LISTED RECORDS Start Marker

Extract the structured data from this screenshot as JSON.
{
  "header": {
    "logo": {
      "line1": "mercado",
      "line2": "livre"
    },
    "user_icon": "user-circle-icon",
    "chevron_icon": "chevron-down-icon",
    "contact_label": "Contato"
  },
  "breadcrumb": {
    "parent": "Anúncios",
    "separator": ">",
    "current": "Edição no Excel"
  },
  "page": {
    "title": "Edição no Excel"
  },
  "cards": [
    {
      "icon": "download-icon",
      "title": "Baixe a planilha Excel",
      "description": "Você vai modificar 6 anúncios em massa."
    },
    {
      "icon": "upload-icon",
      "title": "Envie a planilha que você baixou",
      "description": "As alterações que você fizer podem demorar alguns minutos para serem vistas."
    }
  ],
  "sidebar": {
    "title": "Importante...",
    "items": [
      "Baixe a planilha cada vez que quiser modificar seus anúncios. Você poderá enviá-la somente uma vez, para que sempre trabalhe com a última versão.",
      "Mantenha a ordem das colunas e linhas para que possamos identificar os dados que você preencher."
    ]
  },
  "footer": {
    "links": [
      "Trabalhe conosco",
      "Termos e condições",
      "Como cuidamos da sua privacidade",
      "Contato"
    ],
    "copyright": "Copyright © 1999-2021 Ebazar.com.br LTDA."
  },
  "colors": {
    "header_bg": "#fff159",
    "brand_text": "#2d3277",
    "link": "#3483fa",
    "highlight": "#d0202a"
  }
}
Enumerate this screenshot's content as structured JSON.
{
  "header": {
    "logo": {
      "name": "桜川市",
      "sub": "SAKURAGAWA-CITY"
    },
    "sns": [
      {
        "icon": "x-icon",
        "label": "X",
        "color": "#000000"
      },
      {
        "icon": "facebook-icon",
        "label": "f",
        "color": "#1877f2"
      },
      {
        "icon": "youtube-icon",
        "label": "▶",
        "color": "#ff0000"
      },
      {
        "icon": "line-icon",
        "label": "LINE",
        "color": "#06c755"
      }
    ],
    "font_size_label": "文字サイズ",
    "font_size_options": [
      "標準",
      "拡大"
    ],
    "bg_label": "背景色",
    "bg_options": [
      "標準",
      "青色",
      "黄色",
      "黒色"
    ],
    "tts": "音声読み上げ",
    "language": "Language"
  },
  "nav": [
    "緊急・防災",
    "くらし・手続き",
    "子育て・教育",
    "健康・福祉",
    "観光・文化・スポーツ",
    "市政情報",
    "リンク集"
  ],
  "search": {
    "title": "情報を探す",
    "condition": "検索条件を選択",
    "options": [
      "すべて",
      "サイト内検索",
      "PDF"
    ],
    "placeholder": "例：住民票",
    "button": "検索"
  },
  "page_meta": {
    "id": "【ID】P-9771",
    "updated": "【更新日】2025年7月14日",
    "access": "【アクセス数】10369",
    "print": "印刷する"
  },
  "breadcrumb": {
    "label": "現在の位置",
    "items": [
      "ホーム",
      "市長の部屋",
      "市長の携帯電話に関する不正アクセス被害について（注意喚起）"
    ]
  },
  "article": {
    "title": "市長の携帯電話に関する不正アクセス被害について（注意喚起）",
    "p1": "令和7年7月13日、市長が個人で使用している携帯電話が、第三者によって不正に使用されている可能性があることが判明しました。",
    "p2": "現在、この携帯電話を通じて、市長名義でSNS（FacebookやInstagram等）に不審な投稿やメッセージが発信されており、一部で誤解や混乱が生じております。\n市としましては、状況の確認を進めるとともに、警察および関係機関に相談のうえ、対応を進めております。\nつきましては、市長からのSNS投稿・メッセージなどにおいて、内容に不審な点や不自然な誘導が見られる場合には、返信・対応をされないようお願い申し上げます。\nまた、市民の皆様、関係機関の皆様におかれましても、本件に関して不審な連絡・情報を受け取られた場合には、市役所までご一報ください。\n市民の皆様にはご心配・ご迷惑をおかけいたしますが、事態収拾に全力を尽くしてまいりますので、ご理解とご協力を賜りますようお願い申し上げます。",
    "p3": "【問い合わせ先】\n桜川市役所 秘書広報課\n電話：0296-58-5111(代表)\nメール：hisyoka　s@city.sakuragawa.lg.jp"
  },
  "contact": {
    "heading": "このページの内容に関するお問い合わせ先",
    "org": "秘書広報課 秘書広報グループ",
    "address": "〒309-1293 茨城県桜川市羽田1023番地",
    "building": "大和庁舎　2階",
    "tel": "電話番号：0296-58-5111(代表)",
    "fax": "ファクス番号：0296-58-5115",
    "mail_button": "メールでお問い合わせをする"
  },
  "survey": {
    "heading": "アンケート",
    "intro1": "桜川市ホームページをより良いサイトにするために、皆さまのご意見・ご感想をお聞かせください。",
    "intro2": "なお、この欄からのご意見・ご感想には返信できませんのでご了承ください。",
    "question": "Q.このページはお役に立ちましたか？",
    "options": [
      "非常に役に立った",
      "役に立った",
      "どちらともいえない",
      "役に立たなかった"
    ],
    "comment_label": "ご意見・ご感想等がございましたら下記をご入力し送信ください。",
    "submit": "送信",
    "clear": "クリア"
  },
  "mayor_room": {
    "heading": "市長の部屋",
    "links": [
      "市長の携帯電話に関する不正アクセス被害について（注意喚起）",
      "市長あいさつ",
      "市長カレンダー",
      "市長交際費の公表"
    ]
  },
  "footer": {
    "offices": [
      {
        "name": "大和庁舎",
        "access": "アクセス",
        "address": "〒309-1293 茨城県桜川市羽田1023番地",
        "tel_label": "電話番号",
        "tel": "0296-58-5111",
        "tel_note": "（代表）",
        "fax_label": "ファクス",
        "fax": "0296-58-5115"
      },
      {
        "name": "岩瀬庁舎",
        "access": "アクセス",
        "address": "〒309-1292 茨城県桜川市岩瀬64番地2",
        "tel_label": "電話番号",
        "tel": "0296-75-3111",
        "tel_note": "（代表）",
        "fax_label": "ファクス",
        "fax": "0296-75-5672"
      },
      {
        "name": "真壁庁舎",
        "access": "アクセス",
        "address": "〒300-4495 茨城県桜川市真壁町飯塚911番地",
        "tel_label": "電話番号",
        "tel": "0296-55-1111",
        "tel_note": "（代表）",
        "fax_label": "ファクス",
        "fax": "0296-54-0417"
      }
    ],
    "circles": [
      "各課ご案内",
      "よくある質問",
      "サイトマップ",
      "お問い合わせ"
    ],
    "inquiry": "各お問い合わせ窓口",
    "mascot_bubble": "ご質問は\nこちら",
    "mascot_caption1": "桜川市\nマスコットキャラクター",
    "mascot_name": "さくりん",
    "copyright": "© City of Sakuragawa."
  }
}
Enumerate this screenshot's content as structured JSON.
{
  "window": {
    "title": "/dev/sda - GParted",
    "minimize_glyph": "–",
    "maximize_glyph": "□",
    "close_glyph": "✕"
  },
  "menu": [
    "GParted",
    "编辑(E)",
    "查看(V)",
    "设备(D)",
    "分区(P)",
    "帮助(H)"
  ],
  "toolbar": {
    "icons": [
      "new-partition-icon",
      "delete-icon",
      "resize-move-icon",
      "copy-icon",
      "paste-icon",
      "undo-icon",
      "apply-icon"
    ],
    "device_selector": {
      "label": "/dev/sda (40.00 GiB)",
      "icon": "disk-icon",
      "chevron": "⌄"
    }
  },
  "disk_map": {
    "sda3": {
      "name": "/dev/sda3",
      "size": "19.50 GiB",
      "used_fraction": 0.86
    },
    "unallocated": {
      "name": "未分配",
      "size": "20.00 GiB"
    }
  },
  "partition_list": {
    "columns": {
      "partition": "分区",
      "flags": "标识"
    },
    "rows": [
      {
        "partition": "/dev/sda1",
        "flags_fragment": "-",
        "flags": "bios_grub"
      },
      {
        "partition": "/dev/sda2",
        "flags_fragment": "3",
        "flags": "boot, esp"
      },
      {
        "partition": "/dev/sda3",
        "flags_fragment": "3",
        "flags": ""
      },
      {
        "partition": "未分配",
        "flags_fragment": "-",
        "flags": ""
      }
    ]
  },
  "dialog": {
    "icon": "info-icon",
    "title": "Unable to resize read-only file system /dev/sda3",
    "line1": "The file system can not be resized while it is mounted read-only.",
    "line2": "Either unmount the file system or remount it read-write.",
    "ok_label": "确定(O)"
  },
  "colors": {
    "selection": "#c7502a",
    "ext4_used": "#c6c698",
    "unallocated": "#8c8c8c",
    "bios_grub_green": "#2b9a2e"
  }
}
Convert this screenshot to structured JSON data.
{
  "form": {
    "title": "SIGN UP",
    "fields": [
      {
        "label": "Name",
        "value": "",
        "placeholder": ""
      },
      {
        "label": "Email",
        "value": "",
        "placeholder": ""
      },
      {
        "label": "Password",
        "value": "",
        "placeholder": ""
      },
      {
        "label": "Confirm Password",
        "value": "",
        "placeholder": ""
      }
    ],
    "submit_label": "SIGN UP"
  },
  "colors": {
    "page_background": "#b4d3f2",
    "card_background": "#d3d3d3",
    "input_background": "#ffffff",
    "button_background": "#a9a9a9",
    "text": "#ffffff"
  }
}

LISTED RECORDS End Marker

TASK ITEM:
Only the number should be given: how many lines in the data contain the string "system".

SOLUTION TO THE PROBLEM:
3